Mike: But the story is they have begged him to come meet to stop this. He’s running for freaking President of the United States. They’ve asked him in this community, “Come meet with us because we think you have the kind of political profile that can do something. You can intervene here.” Hell, he won’t even meet.
Josh: Yeah …
Mike: Isn’t that a story?
Josh: You’d think that at least … yeah, that is a story. You would think that at the very minimum the harsh spot light of the political campaign might be enough to actually save these jobs, these 170 jobs.
Mike: Let’s take bets, okay? Tonight in the debate, the issue with him talking about China and how we have to get tough with China will come up. Here’s my bet.
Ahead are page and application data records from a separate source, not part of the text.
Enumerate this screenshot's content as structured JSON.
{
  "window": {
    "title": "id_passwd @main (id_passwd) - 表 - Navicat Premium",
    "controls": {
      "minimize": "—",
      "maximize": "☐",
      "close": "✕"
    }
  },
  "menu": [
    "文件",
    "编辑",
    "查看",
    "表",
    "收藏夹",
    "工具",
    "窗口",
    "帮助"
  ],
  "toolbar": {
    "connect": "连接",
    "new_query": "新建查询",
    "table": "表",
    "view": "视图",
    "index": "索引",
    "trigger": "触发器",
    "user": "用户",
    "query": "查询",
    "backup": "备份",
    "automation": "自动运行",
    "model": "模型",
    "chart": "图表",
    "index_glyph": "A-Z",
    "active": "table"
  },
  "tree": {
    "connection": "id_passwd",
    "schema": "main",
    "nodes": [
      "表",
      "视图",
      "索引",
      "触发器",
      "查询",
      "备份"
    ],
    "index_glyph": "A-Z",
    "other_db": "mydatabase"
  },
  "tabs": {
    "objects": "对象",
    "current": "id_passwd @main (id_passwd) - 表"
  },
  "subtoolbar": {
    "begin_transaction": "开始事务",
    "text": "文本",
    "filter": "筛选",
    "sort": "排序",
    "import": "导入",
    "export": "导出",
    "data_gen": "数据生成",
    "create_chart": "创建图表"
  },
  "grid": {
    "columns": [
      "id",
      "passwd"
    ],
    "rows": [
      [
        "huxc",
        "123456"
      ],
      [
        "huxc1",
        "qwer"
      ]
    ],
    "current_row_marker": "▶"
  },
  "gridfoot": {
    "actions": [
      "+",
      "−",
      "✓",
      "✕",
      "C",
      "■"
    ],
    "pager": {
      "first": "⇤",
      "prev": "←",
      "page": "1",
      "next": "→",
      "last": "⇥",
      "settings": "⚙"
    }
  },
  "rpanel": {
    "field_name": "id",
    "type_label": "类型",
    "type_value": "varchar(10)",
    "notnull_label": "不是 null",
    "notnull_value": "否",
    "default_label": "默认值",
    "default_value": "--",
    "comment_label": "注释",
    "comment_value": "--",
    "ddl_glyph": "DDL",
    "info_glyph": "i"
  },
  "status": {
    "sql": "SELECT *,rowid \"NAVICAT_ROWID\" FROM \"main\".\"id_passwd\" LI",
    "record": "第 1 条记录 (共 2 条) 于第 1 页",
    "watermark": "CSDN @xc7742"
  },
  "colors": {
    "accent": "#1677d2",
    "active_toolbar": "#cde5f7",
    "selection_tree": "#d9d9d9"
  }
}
Obama will not use Sensata. He will not … it’s incredible. It’s like a softball, here it is, Mr. President. Please knock this out of the park. Please, God, knock it out of the park. Let’s take bets. Will he use it or not?
Josh: I would bet that he does not.
Josh: I would bet that he does not.
Mike: It’s so easy to talk about. It’s so easy. You can deliver this so quickly, but it’s just … I don’t know. The fight is not there. You go, “Mr. President, talk about Sensata. This is going to happen the day after the election. We have Chinese coming to the United States.” They’re meeting … they’re meeting with the Sensata employees and they’re telling the employees that we have to ship your job overseas.
Josh: They also told the employees that the day they get the equipment to China they’re going to remove all the safety equipment off of it so that the plant can run faster without the worker protection.
Mike: Yeah, yeah. Josh Holland, as usual, just great work. The Sensata story, it’s sad because after … if Mitt is elected, it’s going to be a yawn. It’s going “Okay, there goes a 170 more jobs where we had a great company, making plenty of money that we shipped over to the Chinese.” Nobody’s ever going to tell the story. These people, they’ve lost their jobs. They’ve lost their ability to put food on the table for their children, pay for college and things like that. It’s just going to be another story the traditional media completely ignores.
Although, I will tell you, if you saw Ed the other night, if you saw Ed there. Ed gets it. I don’t even consider him the run of the mill traditional media. This is the guy who was up there telling the story, and he beat them to death. He beat them to death, and the next morning I thought “Maybe I’ll see something on ABC or CBS or something like that.” There was nothing there, was there?
Josh: No, not a thing. Not a thing.
Mike: What do you think it took … just in the one minute we’ve got, what do you think it takes to change that? What do you think it takes for the traditional media to grab the story and do something with it?
Josh: I think that it requires globalization, the same process that is hurting people in Freeport, to affect the folks in the media. When you start seeing Indian writers getting paid to do op-eds in the Washington Post, I’m pretty sure you’ll see a new realization about this issue.
Mike: All right. Josh Holland, thank you for joining me.
Josh: Thanks, Mike.
Farron Cousins is the executive editor of The Trial Lawyer Magazine, a contributing writer at DeSmogBlog.com, and producer of Ring of Fire Radio.